While many health concerns, from concussions to cardiac issues, has been overshadowed lately, a recent tragic development is serving as a reminder that risks need to be managed everywhere.
A six-year-old boy in Texas died of the so-called brain-eating amoeba after playing in a splash pad – a warning to all venues to remain vigilant. According to Athletic Business, six-year-old Josiah McIntyre died Sept. 8 after he contracted the Naegleria fowleri amoeba,which attacks the brain. After playing at the splash pad, McIntyre began having headaches, vomiting and a fever. Relatives said the boy was tested for strep, COVID-19 and other diseases before testing positive for the amoeba and by that time it was too late.
It’s certainly not the first time death has occurred because of amoeba contamination at a recreational facility. In 2016, 18-year-old, Lauren Seitz of Westerville, Ohio, became infected by the Naegleria fowleri amoeba, which attacks the brain, when her raft overturned as she and friends visited the US National Whitewater Center near Charlotte while on a church group trip. She died a week after the incident. Two years later, a lawsuit was filed against a park and rec department when an individual died after being infected while swimming in a park lake in Indiana. (The suit was ultimately settled in favor of the parks district – but the ripple effect has brought continued concerns among open-water sports organizers and venue operators).
According to CBS News, the amoeba is common in lakes and other kinds of warm, fresh water, yet it's very rare that it will make anyone sick, said Dr. Thomas Kerkering, chief of infectious diseases at Virginia Tech Carilion School of Medicine in Roanoke, Virginia. Only 138 people were stricken by the disease between 1962 and 2015, according to the CDC. In 2017, only a few other occurrences had been documented.
The chance someone becomes infected seems to be just that – chance. Unfortunately, however, when the amoeba is present, when someone is infected – and when a fatality occurs, it is justifiably a high-profile event.
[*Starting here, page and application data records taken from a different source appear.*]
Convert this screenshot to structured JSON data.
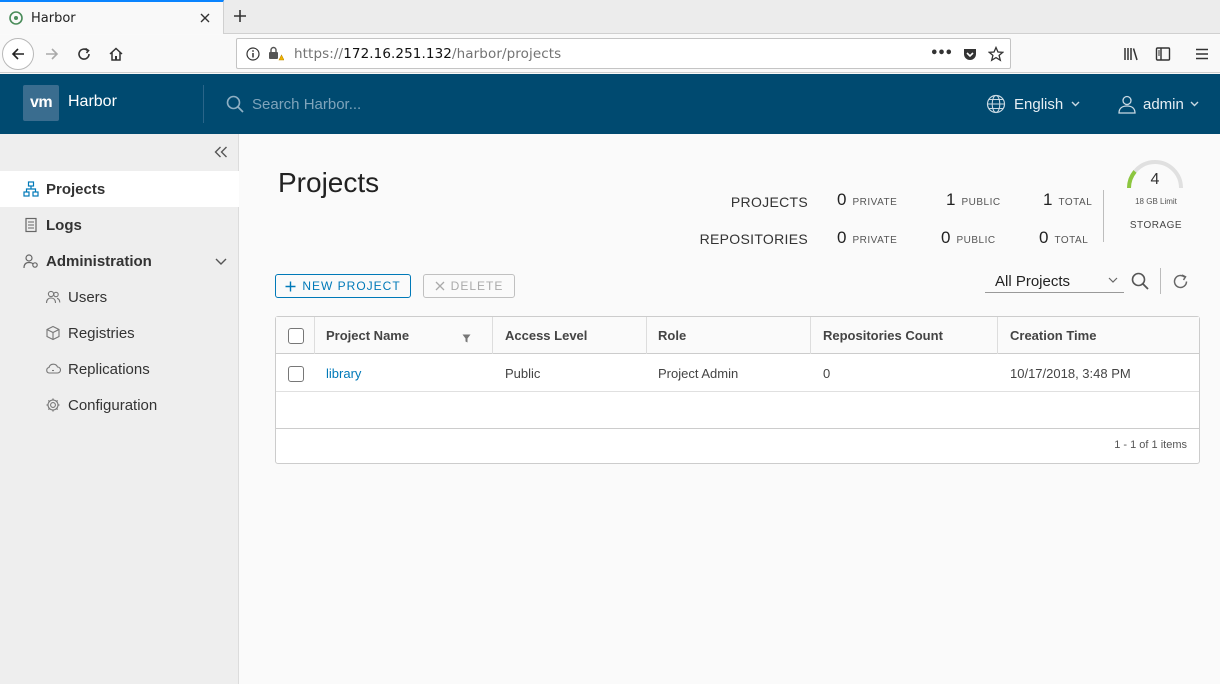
{
  "browser": {
    "tab_title": "Harbor",
    "url_scheme": "https://",
    "url_host": "172.16.251.132",
    "url_path": "/harbor/projects",
    "url_more": "•••"
  },
  "header": {
    "logo_text": "vm",
    "brand": "Harbor",
    "search_placeholder": "Search Harbor...",
    "language": "English",
    "user": "admin"
  },
  "sidebar": {
    "items": [
      {
        "label": "Projects",
        "icon": "projects-icon"
      },
      {
        "label": "Logs",
        "icon": "logs-icon"
      },
      {
        "label": "Administration",
        "icon": "administration-icon"
      },
      {
        "label": "Users",
        "icon": "users-icon"
      },
      {
        "label": "Registries",
        "icon": "registries-icon"
      },
      {
        "label": "Replications",
        "icon": "replications-icon"
      },
      {
        "label": "Configuration",
        "icon": "configuration-icon"
      }
    ]
  },
  "main": {
    "title": "Projects",
    "summary": {
      "projects_label": "PROJECTS",
      "repositories_label": "REPOSITORIES",
      "projects": {
        "private": "0",
        "public": "1",
        "total": "1"
      },
      "repositories": {
        "private": "0",
        "public": "0",
        "total": "0"
      },
      "private_unit": "PRIVATE",
      "public_unit": "PUBLIC",
      "total_unit": "TOTAL",
      "storage_value": "4",
      "storage_limit": "18 GB Limit",
      "storage_label": "STORAGE",
      "storage_fraction": 0.22
    },
    "new_project_label": "NEW PROJECT",
    "delete_label": "DELETE",
    "filter_value": "All Projects",
    "table": {
      "headers": [
        "Project Name",
        "Access Level",
        "Role",
        "Repositories Count",
        "Creation Time"
      ],
      "rows": [
        {
          "name": "library",
          "access": "Public",
          "role": "Project Admin",
          "repos": "0",
          "created": "10/17/2018, 3:48 PM"
        }
      ],
      "footer": "1 - 1 of 1 items"
    }
  }
}
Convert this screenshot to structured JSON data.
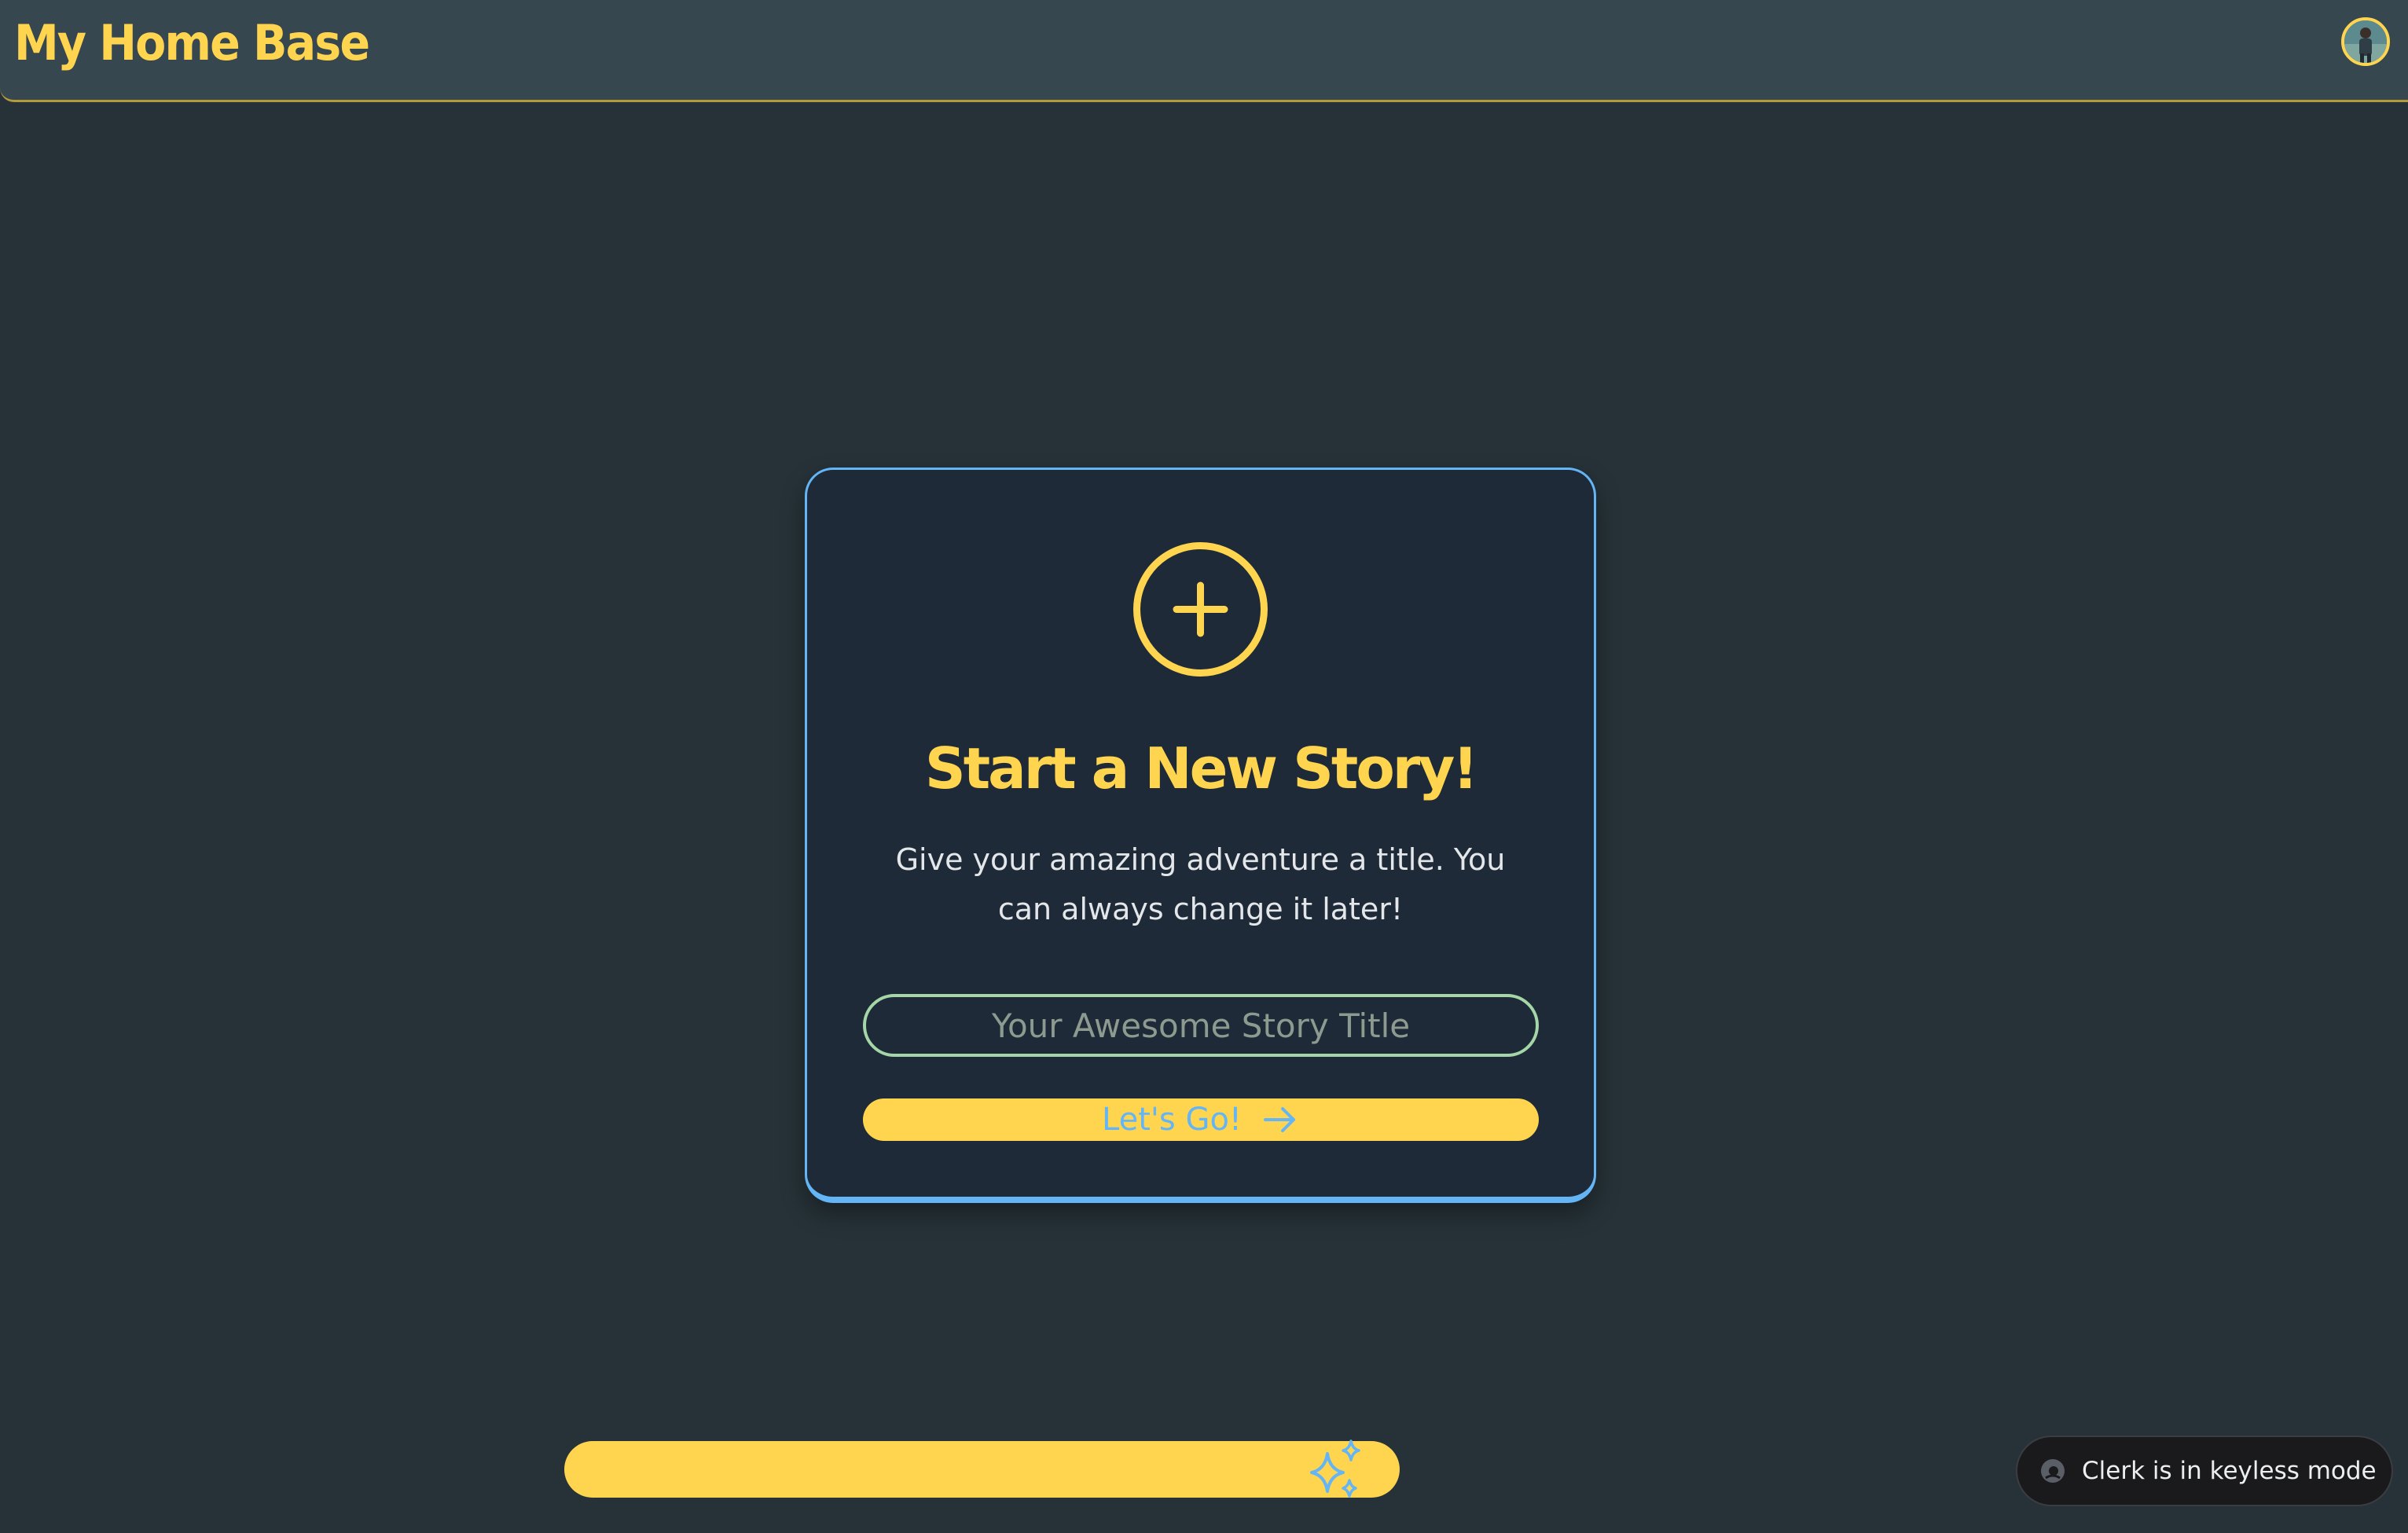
{
  "header": {
    "app_title": "My Home Base",
    "avatar_alt": "User avatar"
  },
  "card": {
    "icon": "plus-circle-icon",
    "title": "Start a New Story!",
    "subtitle": "Give your amazing adventure a title. You can always change it later!",
    "input_placeholder": "Your Awesome Story Title",
    "input_value": "",
    "button_label": "Let's Go!",
    "button_icon": "arrow-right-icon"
  },
  "bottom_bar": {
    "icon": "sparkles-icon"
  },
  "clerk_badge": {
    "icon": "clerk-logo-icon",
    "text": "Clerk is in keyless mode"
  },
  "colors": {
    "background": "#263238",
    "header": "#37474f",
    "card": "#1e2a38",
    "accent_yellow": "#ffd54f",
    "accent_blue": "#64b5f6",
    "input_border": "#a5d6a7"
  }
}
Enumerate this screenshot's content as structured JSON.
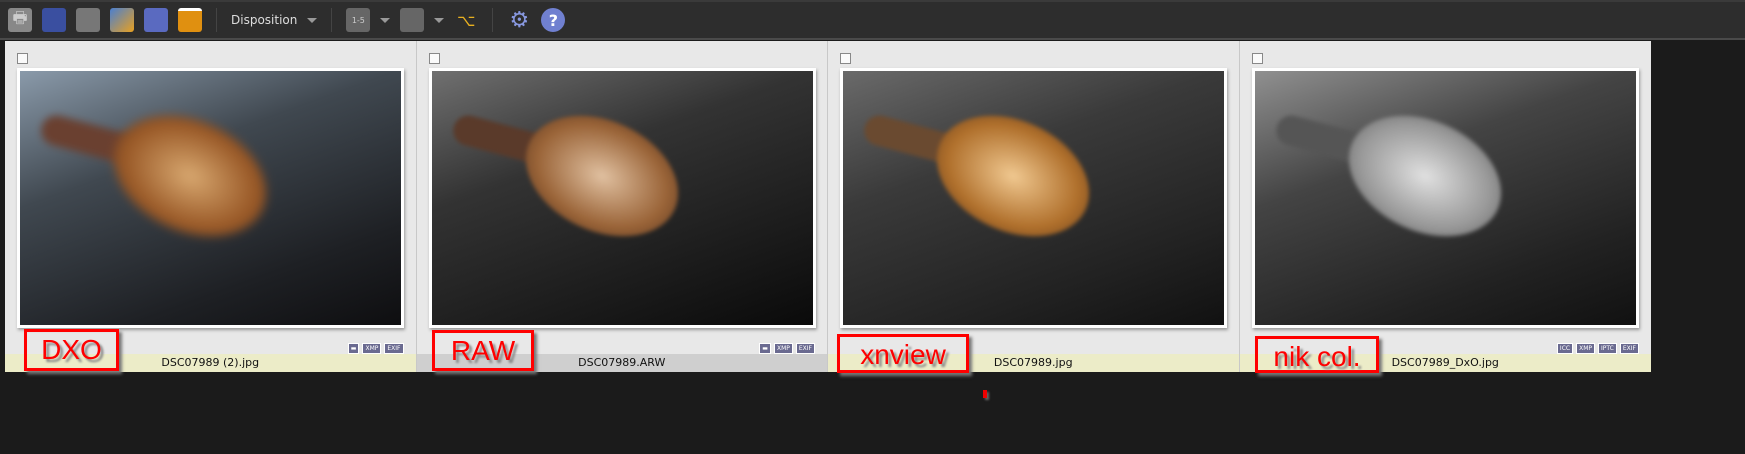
{
  "toolbar": {
    "items": [
      "print-icon",
      "scanner-icon",
      "convert-icon",
      "slideshow-icon",
      "capture-icon",
      "wallpaper-icon"
    ],
    "disposition_label": "Disposition",
    "settings": "gear-icon",
    "help": "help-icon"
  },
  "thumbnails": [
    {
      "filename": "DSC07989 (2).jpg",
      "label": "DXO",
      "badges": [
        "▬",
        "XMP",
        "EXIF"
      ],
      "tint": "#9a5a28"
    },
    {
      "filename": "DSC07989.ARW",
      "label": "RAW",
      "badges": [
        "▬",
        "XMP",
        "EXIF"
      ],
      "tint": "#9a6438"
    },
    {
      "filename": "DSC07989.jpg",
      "label": "xnview",
      "badges": [],
      "tint": "#b0702c"
    },
    {
      "filename": "DSC07989_DxO.jpg",
      "label": "nik col.",
      "badges": [
        "ICC",
        "XMP",
        "IPTC",
        "EXIF"
      ],
      "tint": "#9a9a9a"
    }
  ]
}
Compounding the problems surrounding the death of the Texas child was the fact that multiple water sources from the Brazosport Water Authority supply had the contaminating amoeba. According to the local ABC News affiliate, three water samples out of 11 taken tested positive for genetic material related to naegleria fowleri, including a test of a water hose bib at the boy's home as well as the splash pad where he had played.
The possibility that the local water system was contaminated prompted state and city officials to flush and disinfect the system; the CDC noted, in the meantime, that drinking contaminated water does not cause the infection. (Water must be forced up the nose of a person and in many cases, whether or not a person becomes infected is almost random, since other children playing at the same splash pad were unaffected by the amoeba).
While in many parts of the country, water parks, swimming pools and splash pads are closing down for the season, areas in the South, Southeast and West enjoy more temperate weather and can host outdoor water activities longer, if not all year long., meaning operators of such facilities need to be vigilant about stopping the amoeba. The fact that open-water swimming is on the uptick means event owners should investigate the risk of waterborne disease in venues being used.
Planners may also wish to consult with an event insurance company to plan for any additional coverage that may be necessary.
According to Sports Destination Management contributing writer Lorena Hatfield, marketing manager with K&K Insurance Groups, which provides coverage for sports events, planners should ascertain first, that the coverage needed is available. K&K, for example, she noted, “does not offer coverage for water parks, but we do have programs with water risks such as camps and campgrounds. K&K does offer coverage for this type of exposure under our transmissible pathogens coverage. If a claim were to be brought against an organization that had purchased this coverage, they would be insured. It’s important to know that this is not standard coverage offered in the general marketplace.”
In addition, it may be advisable for planners to consult with their organization’s legal counsel who can review whether adequate warning is being provided to athletes on registration materials and other information.